Records for the task: Begin

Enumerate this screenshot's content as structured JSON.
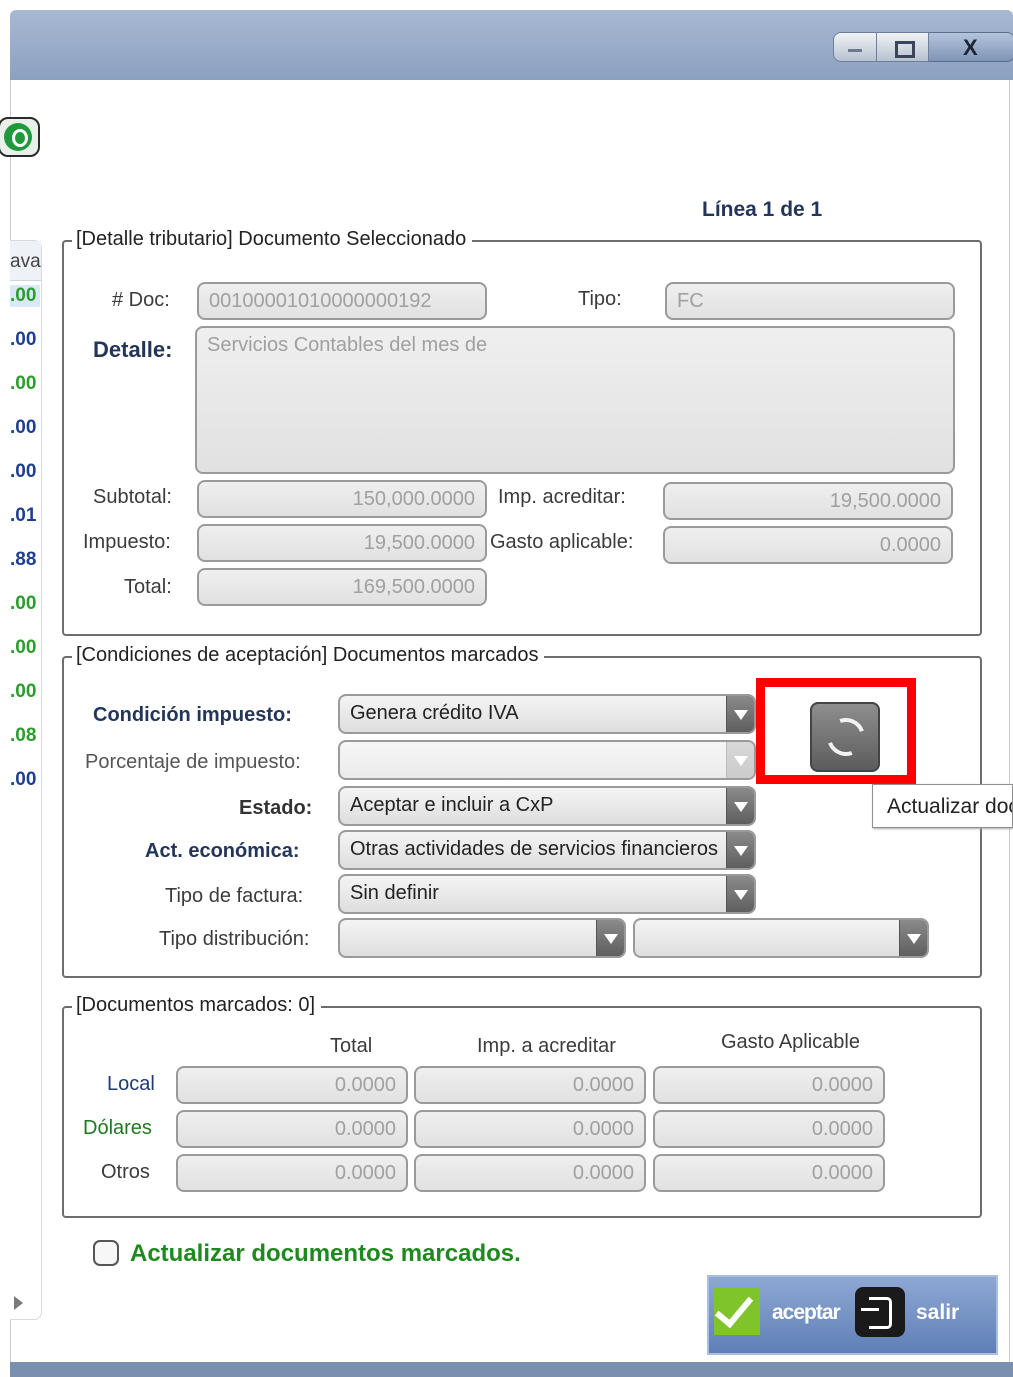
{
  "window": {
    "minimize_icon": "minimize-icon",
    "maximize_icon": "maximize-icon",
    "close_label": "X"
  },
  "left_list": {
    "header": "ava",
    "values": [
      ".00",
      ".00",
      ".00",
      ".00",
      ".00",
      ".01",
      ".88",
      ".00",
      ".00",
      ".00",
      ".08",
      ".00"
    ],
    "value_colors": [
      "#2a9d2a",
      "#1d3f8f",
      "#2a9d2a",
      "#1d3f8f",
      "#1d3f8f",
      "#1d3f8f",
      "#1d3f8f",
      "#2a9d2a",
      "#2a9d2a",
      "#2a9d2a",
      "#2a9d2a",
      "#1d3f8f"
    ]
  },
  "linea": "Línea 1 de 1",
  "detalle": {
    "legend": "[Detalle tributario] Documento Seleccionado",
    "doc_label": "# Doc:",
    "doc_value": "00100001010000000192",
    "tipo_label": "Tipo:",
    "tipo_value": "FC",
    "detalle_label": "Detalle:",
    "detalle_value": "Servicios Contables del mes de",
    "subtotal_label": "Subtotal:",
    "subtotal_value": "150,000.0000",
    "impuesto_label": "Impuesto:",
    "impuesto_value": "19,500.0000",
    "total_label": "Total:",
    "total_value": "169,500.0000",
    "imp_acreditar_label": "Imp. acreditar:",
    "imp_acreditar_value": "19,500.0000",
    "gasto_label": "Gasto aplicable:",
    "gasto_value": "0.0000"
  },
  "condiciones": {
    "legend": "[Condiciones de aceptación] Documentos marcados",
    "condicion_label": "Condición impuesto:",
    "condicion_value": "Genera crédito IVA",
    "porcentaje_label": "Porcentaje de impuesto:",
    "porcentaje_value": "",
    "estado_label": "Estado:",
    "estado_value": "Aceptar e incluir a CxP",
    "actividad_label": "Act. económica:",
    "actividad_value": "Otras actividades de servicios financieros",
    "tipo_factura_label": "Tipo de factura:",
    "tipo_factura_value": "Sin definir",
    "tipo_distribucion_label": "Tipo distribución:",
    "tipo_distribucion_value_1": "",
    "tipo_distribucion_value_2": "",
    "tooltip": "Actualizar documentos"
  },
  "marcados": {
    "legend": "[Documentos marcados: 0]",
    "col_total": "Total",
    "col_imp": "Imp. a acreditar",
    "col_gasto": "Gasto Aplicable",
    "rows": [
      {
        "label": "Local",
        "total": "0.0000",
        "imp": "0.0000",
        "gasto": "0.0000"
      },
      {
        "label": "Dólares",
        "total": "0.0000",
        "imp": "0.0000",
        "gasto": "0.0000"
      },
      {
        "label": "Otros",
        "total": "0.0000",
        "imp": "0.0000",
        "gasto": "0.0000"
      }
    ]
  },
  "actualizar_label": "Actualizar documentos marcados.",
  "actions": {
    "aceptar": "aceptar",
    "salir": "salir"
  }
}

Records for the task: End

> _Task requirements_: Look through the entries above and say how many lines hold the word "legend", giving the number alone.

> _Answer space_: 3